And North Korea’s Human Rights

North Korea has one of the worst human rights records in the world. It is regularly denounced in reports from international organisations for widespread violations of rights such as freedom of speech, freedom of movement, and the right to a fair trial. In addition to these abuses, the government also continues to use hard labour camps to punish political dissidents, minority groups, and citizens who attempt to defect from the country.
The international community has urged North Korea to end its appalling human rights record, through sanctions, petitions and a range of diplomatic efforts. However, these efforts have not had the desired impact, and the country continues to defy international laws and norms.

And North Korea’s Art and Culture

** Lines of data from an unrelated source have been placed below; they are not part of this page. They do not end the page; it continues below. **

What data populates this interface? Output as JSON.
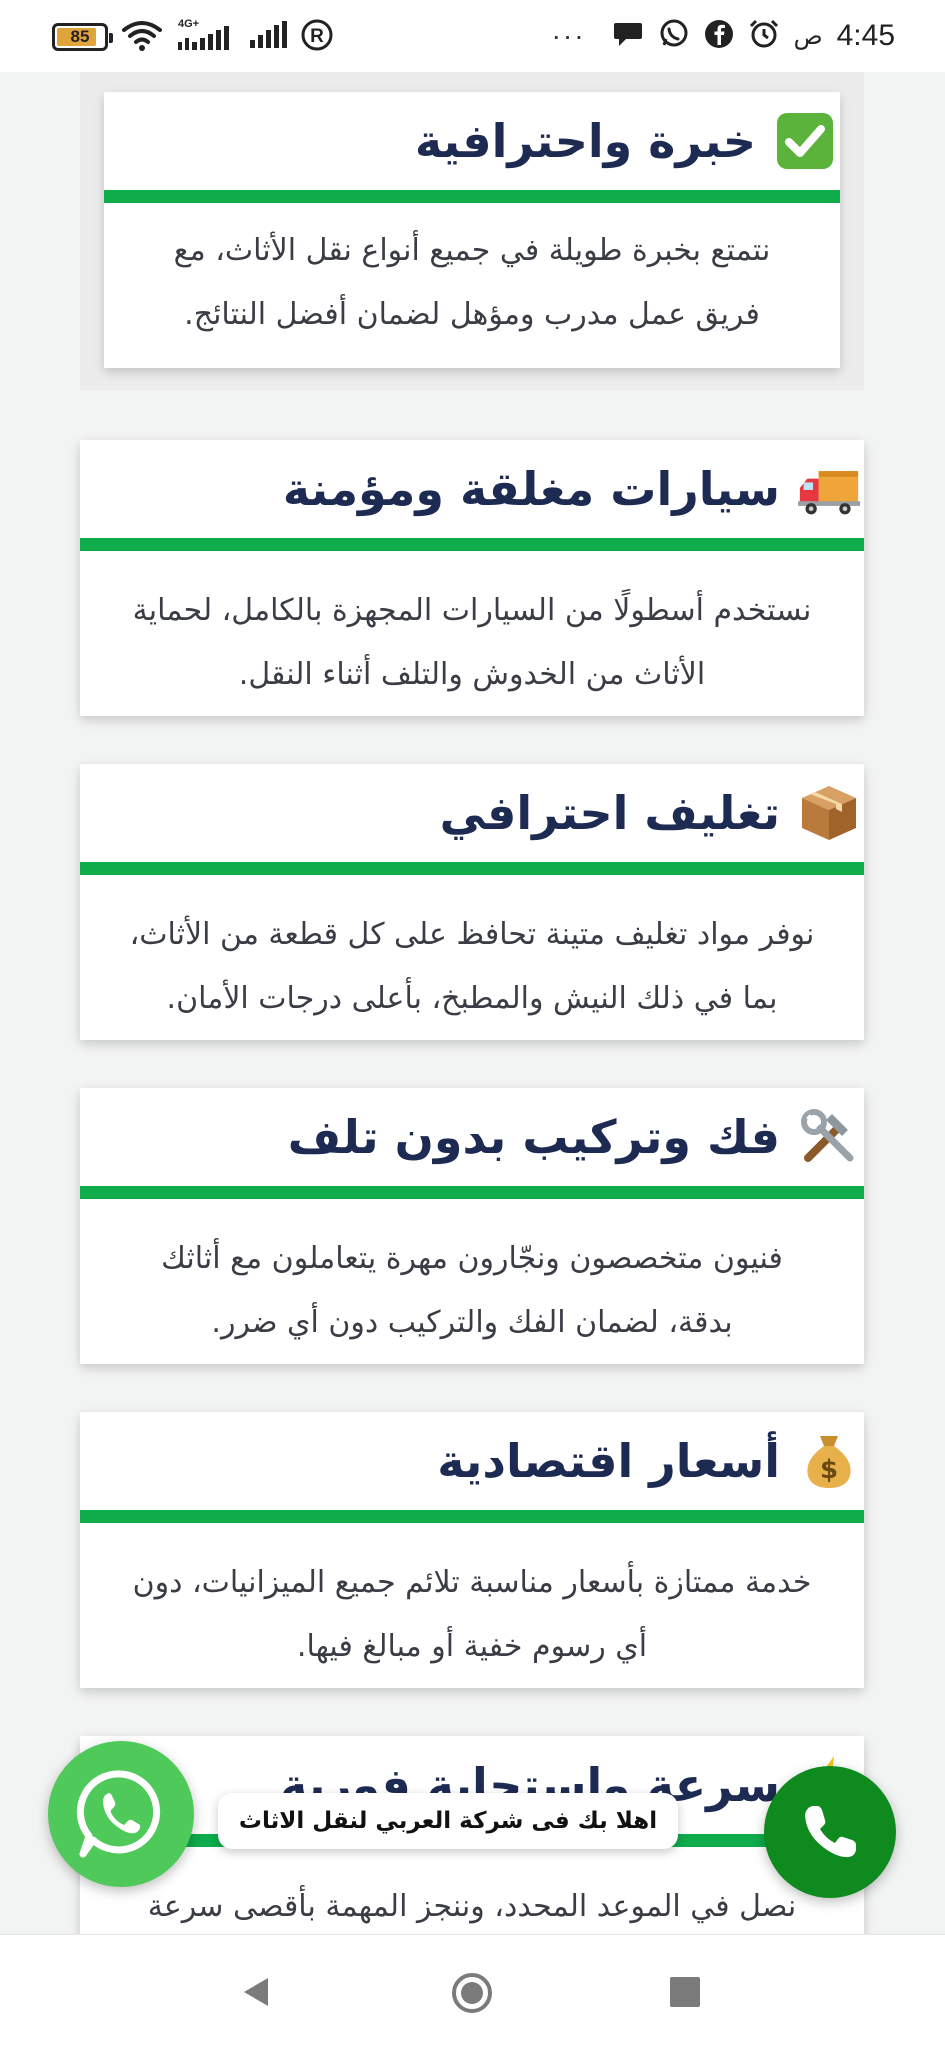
{
  "status_bar": {
    "battery_percent": "85",
    "battery_level": 0.85,
    "network_type": "4G+",
    "clock": "4:45",
    "am_pm": "ص",
    "more": "···",
    "icons": [
      "battery-icon",
      "wifi-icon",
      "signal-icon",
      "signal-icon",
      "registered-icon",
      "message-icon",
      "whatsapp-icon",
      "facebook-icon",
      "alarm-icon"
    ]
  },
  "cards": [
    {
      "title": "خبرة واحترافية",
      "emoji": "check-mark-icon",
      "text_line1": "نتمتع بخبرة طويلة في جميع أنواع نقل الأثاث، مع",
      "text_line2": "فريق عمل مدرب ومؤهل لضمان أفضل النتائج."
    },
    {
      "title": "سيارات مغلقة ومؤمنة",
      "emoji": "truck-icon",
      "text_line1": "نستخدم أسطولًا من السيارات المجهزة بالكامل، لحماية",
      "text_line2": "الأثاث من الخدوش والتلف أثناء النقل."
    },
    {
      "title": "تغليف احترافي",
      "emoji": "package-icon",
      "text_line1": "نوفر مواد تغليف متينة تحافظ على كل قطعة من الأثاث،",
      "text_line2": "بما في ذلك النيش والمطبخ، بأعلى درجات الأمان."
    },
    {
      "title": "فك وتركيب بدون تلف",
      "emoji": "tools-icon",
      "text_line1": "فنيون متخصصون ونجّارون مهرة يتعاملون مع أثاثك",
      "text_line2": "بدقة، لضمان الفك والتركيب دون أي ضرر."
    },
    {
      "title": "أسعار اقتصادية",
      "emoji": "money-bag-icon",
      "text_line1": "خدمة ممتازة بأسعار مناسبة تلائم جميع الميزانيات، دون",
      "text_line2": "أي رسوم خفية أو مبالغ فيها."
    },
    {
      "title": "سرعة واستجابة فورية",
      "emoji": "lightning-icon",
      "text_line1": "نصل في الموعد المحدد، وننجز المهمة بأقصى سرعة",
      "text_line2": ""
    }
  ],
  "whatsapp_bubble": "اهلا بك فى شركة العربي لنقل الاثاث",
  "colors": {
    "title": "#1d2a52",
    "accent_bar": "#0fac4c",
    "whatsapp": "#4ec95a",
    "call": "#0f8a1e",
    "page_bg": "#f2f3f3"
  },
  "nav": {
    "icons": [
      "back-icon",
      "home-icon",
      "recent-apps-icon"
    ]
  }
}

Despite its isolation and oppressive government, North Korea continues to have a rich and diverse culture. North Korea is well known for its art and music, which are heavily influenced by its long history and traditional beliefs. The country is also home to a number of important cultural sites, including ancient royal tombs, Buddhist monasteries and temples.
North Korea also has an extensive film industry, producing a range of feature films, documentaries and animations. Despite the extensive censorship and propaganda, North Korean movies have been praised for their artistic quality and have even gained an international following.

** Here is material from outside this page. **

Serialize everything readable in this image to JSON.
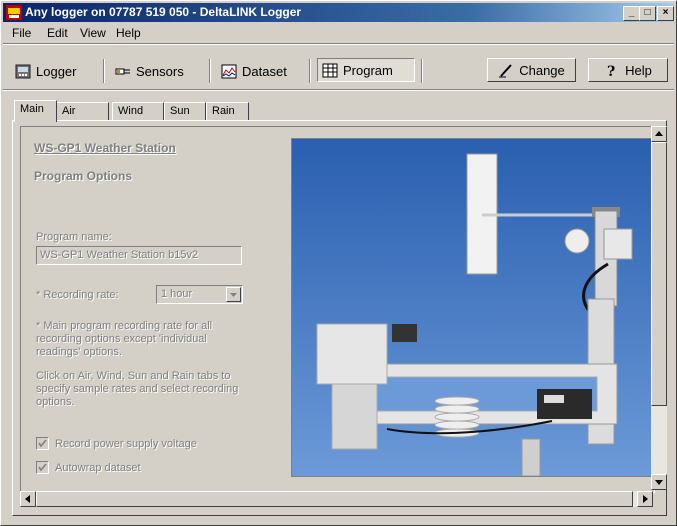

And North Korea’s Education System

The education system in North Korea is based on the country’s Soviet-era education system, which is geared towards a single-minded focus on the state and its ideology. Education is highly politicised and is used to indoctrinate children early on with the country’s philosophies and values. Education is highly selective, with the elite class having access to more resources and advanced educational opportunities, while the rest of the population must complete the same state-mandated curriculum.
North Korea’s education system also suffers from a severe shortage of resources and basic infrastructure, with access to laboratories, libraries, and educational materials often limited to specialized schools and higher education institutions. The quality of education in the country is also widely criticized.

And North Korea’s Health and Wellbeing

North Korea faces a range of health challenges, including a high rate of communicable diseases, inadequate access to healthcare, and a lack of adequate nutrition. The country is plagued by a lack of basic sanitation and hygiene, as well as by water shortages. The country is also facing an epidemic of HIV/AIDS and severe levels of alcohol abuse.
North Korea’s healthcare system is in dire need of reform, primarily due to a severe lack of resources, equipment, and medical professionals. In addition, access to medical care is heavily restricted and focused on the elite, with the vast majority of citizens having little or no access to adequate healthcare.

And North Korea’s Domestic Politics

North Korea’s domestic politics are highly controlled, with the government monitoring, restricting, and punishing those who attempt to deviate from the official ideology. Despite this, North Korea does have an established system of political parties and elections. The majority of the population are members of the Korean Workers’ Party, the Communist Party and its affiliated organisations, which control all aspects of the country’s political and social life.
The actual power of the country is held in the hands of the Supreme Leader and his coterie of senior advisors. These advisors are at the centre of a powerful system of patronage and control, and have a strong influence over government decisions and policies. The government has also recently introduced a series of constitutional amendments designed to further concentrate power in the hands of the supreme leader.

Cassie Grissom is an American journalist and author living in Seoul, South Korea. She has been studying the Korean peninsula since 2011, and her work focuses on understanding human rights issues in North Korea. In addition to her work as an author, Cassie is an active advocate for human rights in North Korea. She regularly shares stories about life in North Korea with international audiences to raise awareness of the plight of its citizens.

Leave a Comment